But in the medium term, Wolfsburg are battling with a squad low on confidence and bereft of star quality.
The rot started in Robert Lewandowski’s single-handed demolition at the Allianz Arena. For all Bayern’s superior quality, the way Wolfsburg surrendered did not reflect qualities of a side supposedly among Germany’s elite.
Such a sizeable victory against other clubs could even be classed as routine, but VFL are among the elite supposed to stand up to Bayern and test them; they did, after all, win 4-1 against the same side to kick off last year’s Rückrunde.
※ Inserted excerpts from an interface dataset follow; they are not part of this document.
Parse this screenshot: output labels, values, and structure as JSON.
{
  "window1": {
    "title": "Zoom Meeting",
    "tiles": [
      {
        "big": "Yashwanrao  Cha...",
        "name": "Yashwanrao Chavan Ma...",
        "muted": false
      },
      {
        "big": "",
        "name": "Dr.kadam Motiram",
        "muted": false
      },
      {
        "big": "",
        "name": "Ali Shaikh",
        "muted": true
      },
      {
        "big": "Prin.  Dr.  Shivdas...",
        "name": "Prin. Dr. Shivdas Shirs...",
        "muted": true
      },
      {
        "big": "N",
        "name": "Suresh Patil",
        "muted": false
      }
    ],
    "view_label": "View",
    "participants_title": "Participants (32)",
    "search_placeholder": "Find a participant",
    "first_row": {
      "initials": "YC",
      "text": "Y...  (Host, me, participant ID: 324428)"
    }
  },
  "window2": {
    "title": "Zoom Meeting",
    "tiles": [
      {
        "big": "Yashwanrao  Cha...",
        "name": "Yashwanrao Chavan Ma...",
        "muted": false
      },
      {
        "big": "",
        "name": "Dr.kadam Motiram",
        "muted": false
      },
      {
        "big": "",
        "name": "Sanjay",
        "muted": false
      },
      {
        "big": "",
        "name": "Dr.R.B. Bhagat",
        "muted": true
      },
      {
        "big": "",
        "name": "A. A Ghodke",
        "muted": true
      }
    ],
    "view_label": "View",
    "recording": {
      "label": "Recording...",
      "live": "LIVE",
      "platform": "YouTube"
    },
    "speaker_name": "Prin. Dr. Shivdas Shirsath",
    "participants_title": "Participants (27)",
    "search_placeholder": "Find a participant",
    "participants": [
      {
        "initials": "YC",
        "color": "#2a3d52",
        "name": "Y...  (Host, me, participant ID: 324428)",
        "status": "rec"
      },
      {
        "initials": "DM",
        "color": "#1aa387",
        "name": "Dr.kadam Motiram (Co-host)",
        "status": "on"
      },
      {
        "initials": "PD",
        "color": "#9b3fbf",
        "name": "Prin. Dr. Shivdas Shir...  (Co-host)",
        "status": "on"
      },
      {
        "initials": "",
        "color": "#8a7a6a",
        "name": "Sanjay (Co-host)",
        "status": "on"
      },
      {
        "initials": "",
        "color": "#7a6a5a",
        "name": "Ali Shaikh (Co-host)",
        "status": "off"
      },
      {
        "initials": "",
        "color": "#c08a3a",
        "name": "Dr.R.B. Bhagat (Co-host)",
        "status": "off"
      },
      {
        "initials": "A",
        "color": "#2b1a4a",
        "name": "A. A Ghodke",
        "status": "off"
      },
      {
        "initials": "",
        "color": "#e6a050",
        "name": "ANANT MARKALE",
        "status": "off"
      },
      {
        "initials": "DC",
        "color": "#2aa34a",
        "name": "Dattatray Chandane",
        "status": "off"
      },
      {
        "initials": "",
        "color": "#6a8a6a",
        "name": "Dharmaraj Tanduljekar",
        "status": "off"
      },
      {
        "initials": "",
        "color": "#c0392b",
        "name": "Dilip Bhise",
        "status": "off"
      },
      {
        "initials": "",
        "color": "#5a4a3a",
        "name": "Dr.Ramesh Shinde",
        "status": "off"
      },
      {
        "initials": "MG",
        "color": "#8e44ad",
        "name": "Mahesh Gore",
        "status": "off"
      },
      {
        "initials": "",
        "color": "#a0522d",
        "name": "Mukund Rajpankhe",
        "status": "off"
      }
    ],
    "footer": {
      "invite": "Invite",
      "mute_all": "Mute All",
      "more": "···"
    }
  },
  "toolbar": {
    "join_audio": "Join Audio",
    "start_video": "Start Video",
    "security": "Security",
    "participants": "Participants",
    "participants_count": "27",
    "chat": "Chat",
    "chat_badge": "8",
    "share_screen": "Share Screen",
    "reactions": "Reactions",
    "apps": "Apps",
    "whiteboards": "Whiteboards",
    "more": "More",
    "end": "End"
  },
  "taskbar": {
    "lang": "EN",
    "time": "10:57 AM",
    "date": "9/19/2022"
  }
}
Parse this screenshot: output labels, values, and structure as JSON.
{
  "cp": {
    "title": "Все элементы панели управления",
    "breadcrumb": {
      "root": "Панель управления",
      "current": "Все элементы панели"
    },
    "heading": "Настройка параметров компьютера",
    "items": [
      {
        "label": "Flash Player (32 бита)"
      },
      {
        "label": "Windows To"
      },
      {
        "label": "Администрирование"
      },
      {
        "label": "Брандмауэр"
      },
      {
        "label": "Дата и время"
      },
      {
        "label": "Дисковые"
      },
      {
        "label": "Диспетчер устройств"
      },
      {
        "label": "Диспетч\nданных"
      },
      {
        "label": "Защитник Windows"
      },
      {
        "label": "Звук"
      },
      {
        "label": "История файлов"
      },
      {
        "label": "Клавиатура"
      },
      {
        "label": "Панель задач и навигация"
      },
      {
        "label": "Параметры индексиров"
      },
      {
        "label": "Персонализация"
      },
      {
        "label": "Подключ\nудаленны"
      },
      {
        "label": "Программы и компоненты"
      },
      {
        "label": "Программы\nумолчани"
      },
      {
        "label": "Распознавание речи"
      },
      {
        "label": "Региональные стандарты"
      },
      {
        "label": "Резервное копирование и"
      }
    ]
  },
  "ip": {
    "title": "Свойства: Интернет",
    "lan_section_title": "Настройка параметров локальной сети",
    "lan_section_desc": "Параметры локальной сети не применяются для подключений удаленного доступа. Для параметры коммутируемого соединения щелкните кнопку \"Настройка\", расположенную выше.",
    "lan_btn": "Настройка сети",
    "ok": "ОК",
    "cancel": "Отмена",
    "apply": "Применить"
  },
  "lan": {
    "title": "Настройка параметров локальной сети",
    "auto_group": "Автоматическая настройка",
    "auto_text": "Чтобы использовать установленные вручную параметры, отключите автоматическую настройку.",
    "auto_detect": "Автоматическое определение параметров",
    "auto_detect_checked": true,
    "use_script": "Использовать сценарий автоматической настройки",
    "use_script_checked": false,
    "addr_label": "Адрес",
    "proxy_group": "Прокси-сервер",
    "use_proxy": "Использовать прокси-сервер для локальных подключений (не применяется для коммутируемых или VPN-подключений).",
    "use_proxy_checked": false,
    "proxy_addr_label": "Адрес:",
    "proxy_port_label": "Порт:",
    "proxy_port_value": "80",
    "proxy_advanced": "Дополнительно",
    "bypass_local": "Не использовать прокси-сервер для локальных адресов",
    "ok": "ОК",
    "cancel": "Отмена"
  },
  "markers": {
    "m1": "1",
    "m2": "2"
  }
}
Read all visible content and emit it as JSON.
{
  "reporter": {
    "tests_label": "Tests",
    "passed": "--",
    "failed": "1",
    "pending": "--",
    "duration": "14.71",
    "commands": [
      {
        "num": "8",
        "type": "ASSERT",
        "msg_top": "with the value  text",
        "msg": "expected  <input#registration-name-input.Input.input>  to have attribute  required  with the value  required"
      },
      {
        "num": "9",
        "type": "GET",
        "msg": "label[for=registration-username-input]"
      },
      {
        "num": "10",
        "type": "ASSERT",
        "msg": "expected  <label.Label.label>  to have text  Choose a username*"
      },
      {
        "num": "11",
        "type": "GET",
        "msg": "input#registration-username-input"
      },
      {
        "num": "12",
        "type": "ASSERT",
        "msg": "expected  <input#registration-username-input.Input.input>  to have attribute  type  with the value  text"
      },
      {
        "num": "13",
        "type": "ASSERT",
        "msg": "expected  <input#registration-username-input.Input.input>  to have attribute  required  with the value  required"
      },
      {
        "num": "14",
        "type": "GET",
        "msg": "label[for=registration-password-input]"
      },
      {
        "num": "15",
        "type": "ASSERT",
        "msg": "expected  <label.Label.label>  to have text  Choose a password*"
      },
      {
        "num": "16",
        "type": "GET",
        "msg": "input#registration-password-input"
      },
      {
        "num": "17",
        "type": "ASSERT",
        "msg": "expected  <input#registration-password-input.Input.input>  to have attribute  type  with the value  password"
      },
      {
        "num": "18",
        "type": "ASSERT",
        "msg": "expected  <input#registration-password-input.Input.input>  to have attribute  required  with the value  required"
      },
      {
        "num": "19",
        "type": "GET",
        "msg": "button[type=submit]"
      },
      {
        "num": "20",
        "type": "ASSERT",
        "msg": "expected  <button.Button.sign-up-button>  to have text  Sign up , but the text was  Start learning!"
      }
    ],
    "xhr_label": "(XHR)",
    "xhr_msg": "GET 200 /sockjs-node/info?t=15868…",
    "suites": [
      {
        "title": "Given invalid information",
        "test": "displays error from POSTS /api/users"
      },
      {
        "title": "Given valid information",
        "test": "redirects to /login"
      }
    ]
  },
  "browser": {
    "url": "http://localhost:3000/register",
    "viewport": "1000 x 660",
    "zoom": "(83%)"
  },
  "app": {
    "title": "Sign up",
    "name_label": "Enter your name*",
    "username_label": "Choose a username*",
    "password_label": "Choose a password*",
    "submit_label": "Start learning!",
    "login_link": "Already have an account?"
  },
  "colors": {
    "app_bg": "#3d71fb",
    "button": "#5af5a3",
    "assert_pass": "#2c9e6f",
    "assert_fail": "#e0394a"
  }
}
The result appeared to deflate Hecking’s side and followed with an uninspiring draw at home to Frontzeck’s Hannover before a 2-0 defeat at resurgent Borussia Mönchengladbach, a game in which the manager was sent to the stands and mocked by the home crowd.
Old and new stars still striving for consistency
While their new signings have not fully integrated into the side, existing members of last year’s squad are also partly to blame for the struggles.
Big money signing Julian Draxler has struggled to stamp his authority on the void left by Kevin de Bruyne and was benched for the Gladbach fixture.
Draxler’s inconsistency for Schalke was a concern before he left and while his departure unblocked the stem of talent flowing to their first team, his inconsistencies have transferred to the Volkswagen Arena.
Dante’s odd acquisition into what was a settled defence has yet to prove dividends while Max Kruse is goalless in a Wolfsburg shirt and has struggled to nail down a permanent position, often shadowing the enigmatic Bas Dost as a number ten.
However, Dost’s public falling out with Hecking is another issue yet to be resolved.
The striker was lambasted for his attitude, even after emerging from the bench to score two winning goals against Hertha Berlin.
According to ESPN, Hecking said of his striker: “The way he has been sauntering around here these past few days is egotism and we don't need anything like that here.”
Last year’s top scorer has since been consigned to the substitute’s bench and restricted to a cameo role, despite his return of five goals in eight appearances.
The problems mount for the Wolves, on and off the field, but they need to drag last year’s consistency if they are to make advances on a relatively lowly eighth position.